The Independent Monitoring Board has deemed a men’s prison in south-west London as “unsafe and inhumane”, indicating persisting harmful conditions. HMP Wandsworth has borne the brunt of systemic failures, seeing no substantial improvement in the past year.
The Prison Service has asserted its commitment to address the grave issues identified, promising to take decisive action. The warning comes as part of a report by the IMB, which scrutinized the prison’s state from 1 June 2022 to 31 May 2023.
The IMB discovered that chronic underinvestment in infrastructure, resources, and personnel over the years has culminated in increasingly unsafe conditions, with escalating levels of violence.
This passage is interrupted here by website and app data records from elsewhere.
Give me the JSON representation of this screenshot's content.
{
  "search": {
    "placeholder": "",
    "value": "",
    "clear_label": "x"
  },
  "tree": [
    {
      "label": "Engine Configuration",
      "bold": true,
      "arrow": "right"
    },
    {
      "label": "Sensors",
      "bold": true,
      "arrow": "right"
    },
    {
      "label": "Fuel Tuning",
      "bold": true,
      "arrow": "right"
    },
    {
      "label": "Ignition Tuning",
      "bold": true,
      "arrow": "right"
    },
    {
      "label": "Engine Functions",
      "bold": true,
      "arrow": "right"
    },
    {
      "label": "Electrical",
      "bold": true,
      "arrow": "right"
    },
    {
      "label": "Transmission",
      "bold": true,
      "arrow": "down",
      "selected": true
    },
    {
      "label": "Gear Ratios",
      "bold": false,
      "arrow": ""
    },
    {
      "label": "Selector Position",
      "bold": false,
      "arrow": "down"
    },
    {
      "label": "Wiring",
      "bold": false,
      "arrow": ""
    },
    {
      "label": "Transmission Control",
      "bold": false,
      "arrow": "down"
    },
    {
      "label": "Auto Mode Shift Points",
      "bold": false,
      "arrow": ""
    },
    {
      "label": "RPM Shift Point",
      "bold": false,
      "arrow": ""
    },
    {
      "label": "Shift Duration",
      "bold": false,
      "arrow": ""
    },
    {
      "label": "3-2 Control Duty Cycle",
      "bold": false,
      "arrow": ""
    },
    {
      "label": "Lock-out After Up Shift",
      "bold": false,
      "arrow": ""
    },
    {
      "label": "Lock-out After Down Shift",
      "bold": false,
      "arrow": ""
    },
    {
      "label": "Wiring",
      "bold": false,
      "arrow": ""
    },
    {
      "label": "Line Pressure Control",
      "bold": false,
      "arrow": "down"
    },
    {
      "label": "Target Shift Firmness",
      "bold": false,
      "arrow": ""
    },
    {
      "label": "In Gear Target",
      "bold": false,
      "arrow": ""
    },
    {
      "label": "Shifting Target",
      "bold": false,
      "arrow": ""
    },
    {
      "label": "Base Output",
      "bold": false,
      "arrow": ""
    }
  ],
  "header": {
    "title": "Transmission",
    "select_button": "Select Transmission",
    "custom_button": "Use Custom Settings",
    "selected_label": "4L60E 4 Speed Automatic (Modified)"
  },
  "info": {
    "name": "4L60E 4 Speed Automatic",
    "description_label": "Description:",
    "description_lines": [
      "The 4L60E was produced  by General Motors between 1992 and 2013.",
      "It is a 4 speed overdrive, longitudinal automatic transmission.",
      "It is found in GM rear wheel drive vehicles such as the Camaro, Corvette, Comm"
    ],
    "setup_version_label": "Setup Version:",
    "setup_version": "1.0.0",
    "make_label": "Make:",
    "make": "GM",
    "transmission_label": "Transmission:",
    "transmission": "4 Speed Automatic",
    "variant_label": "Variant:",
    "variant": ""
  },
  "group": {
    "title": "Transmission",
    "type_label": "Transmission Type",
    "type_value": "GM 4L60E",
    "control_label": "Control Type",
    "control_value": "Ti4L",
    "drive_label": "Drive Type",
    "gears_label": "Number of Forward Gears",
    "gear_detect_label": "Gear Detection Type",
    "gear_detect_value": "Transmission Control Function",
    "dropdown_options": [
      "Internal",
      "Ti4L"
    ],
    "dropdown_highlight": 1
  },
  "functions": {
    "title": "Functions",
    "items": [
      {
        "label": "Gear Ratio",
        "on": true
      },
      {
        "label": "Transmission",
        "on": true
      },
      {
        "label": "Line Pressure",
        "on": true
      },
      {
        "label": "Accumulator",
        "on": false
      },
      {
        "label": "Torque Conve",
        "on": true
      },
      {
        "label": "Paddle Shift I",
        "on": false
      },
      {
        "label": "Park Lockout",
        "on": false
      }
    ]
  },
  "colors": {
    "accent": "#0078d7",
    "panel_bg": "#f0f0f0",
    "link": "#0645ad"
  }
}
The board noted that staff inadequacy significantly hampered the prison’s operational effectiveness, as the number of functioning officers barely crossed the halfway mark.
Incidents of assault saw a surge of over 20% across all sectors, staff included. Out of the total 524 incidences of prisoner-on-prisoner assault, 301 were escalated to police intervention.
HMP Wandsworth, a Category B prison, was criticized by the IMB for its inhumane environment. The crumbling Victorian architecture compounded the problem. Overcrowding emerged as a key concern as well, with the majority of prisoners inhabiting shared cells originally designed for individual occupancy.
The prison’s severe lack of facilities was underscored by the fact that merely 11 shower stalls were available for 265 inmates in two of the wings.
IMB chair at HMP Wandsworth, Tim Aikens, heavily criticized the systematic failures in the prison infrastructure, stating, “Recent events at Wandsworth have demonstrated the shortcomings of the prison system that the IMB has been highlighting repeatedly for many years”.
He further asserted that the lack of substantial evidence of investment points to a bleak reality for prisoners’ potential for rehabilitation upon release.
Elisabeth Davies, the national IMB chair, noted that the issues prevalent at Wandsworth are manifestations of broader problems haunting Victorian-era prisons. She highlighted the overcrowding and understaffing issues faced by Pentonville in north London and suggested that the Wandsworth report could serve as a wake-up call for the wider prison estate.
Despite the multifaceted issues, HMP Wandsworth’s new healthcare centre, built with considerable investment, remains abandoned even a year post its scheduled inauguration.
Responding to the assessment, a spokesperson for HM Prison Service outlined measures taken, including a nearly 25% increase in frontline staffing over six years. The representative also pointed to an £8m investment in new CCTV, hardened gate security, and specialist personnel with dogs, along with essential repairs such as window replacements and roof mending.